Mrs. Laila* is a resident of Al-Halabiya Village, in Iraq’s Ninewa Governorate. For thirty years before the start of the conflict with the so-called Islamic State of Iraq and Syria (ISIS), she and her family lived a decent life cultivating wheat and barley on their land. Everything changed though when ISIS occupied her village in 2014. They were forced to flee, leaving their crops and property behind.
Mrs. Laila and her family lived in a camp for Internally Displaced People (IDP) for years, until in 2017 the defeat of ISIS in their area meant they felt ready to return home. Yet, when they returned to their village, they found their crops were burned and their land contaminated with Improvised Explosive Devices (IEDs). For years they lived in constant fear and poverty, the contamination preventing them from tending their lands – the family’s main source of income. Some organizations provided them with cash assistance, Mrs. Laila says, but it wasn't enough to support them for longer than two months.
In the face of these challenges, Mrs. Laila recalls how her son decided to take a risk and plow the land with a tractor, hoping to resume farming and help support the family. The risk was high, as he hit an IED, and suffered a terrible accident that destroyed the tractor and damaged his hearing. He was lucky to survive, she says. Especially as she also remembers the number of shepherds, farmers, and even an electrician, who lost their lives as a result of IEDs that ISIS planted in and around the village.
After hearing Mrs. Laila's story, and in coordination with Directorate for Mine Action (DMA), the DRC’s Humanitarian Mine Action Team decided to immediately start clearance operations in Al-Halabiya Village, as part of its ongoing interventions in Ninewa funded by Swedish International Development Corporation (SIDA). Clearance began in January 2023, and is ongoing until June 2023. So far, the team has cleared around half of the contaminated area, which has a total size of 590,312 square meters – equal to the size of around 83 football fields. Due to reduction in humanitarian funding for mine clearance in Iraq in 2023, the whole area around the village unfortunately will not be cleared. This is a similar narrative in many areas across the country as funding support has reduced and government investment remains limited – yet Iraq remains one of the most contaminated countries in the world, with over two billion square meters of hazardous areas.
Mrs. Laila’s story shows how landmines and explosive ordnance can not only kill and injure innocent people, but also prevent them from accessing their livelihoods, basic services, and development opportunities. This can create significant barriers to re-integration for families like Mrs. Laila’s who are returning after years of displacement. That is why DRC’s clearance work is so important and urgent. By clearing landmines and IEDs, DRC is helping to create a safe environment in which people like Mrs. Laila can live without fear and rebuild their lives with dignity.

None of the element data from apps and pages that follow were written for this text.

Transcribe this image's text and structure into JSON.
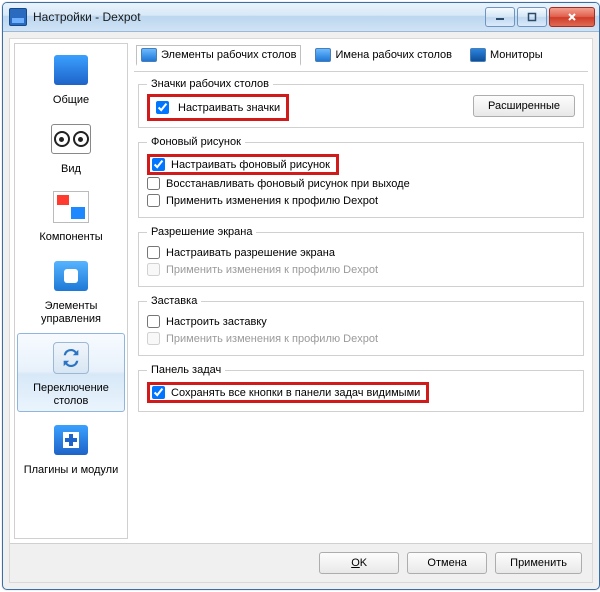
{
  "window": {
    "title": "Настройки - Dexpot"
  },
  "sidebar": {
    "items": [
      {
        "label": "Общие"
      },
      {
        "label": "Вид"
      },
      {
        "label": "Компоненты"
      },
      {
        "label": "Элементы управления"
      },
      {
        "label": "Переключение столов"
      },
      {
        "label": "Плагины и модули"
      }
    ]
  },
  "tabs": {
    "elements": "Элементы рабочих столов",
    "names": "Имена рабочих столов",
    "monitors": "Мониторы"
  },
  "groups": {
    "icons": {
      "legend": "Значки рабочих столов",
      "customize": "Настраивать значки",
      "advanced": "Расширенные"
    },
    "wallpaper": {
      "legend": "Фоновый рисунок",
      "customize": "Настраивать фоновый рисунок",
      "restore": "Восстанавливать фоновый рисунок при выходе",
      "apply_profile": "Применить изменения к профилю Dexpot"
    },
    "resolution": {
      "legend": "Разрешение экрана",
      "customize": "Настраивать разрешение экрана",
      "apply_profile": "Применить изменения к профилю Dexpot"
    },
    "screensaver": {
      "legend": "Заставка",
      "customize": "Настроить заставку",
      "apply_profile": "Применить изменения к профилю Dexpot"
    },
    "taskbar": {
      "legend": "Панель задач",
      "keep_visible": "Сохранять все кнопки в панели задач видимыми"
    }
  },
  "buttons": {
    "ok": "OK",
    "cancel": "Отмена",
    "apply": "Применить"
  }
}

In addition to mine clearance activities, DRC also conducts Explosive Ordnance Risk Education (EORE), Community Liaison and Non-Technical Survey – a preliminary survey to assess risks of hazards in an area – in Al-Halabiya Village and other surrounding villages. These activities aim to raise awareness of the dangers of landmines and explosives, and to encourage people to share information that can help DRC identify and clear contaminated land. They also allow us to communicate with communities and inform them of the progress and results of DRC’s demining work. Through these activities, we seek to build trust and cooperation with the people we serve, and to ensure that our work responds to their needs and priorities.
*Name changed for anonymity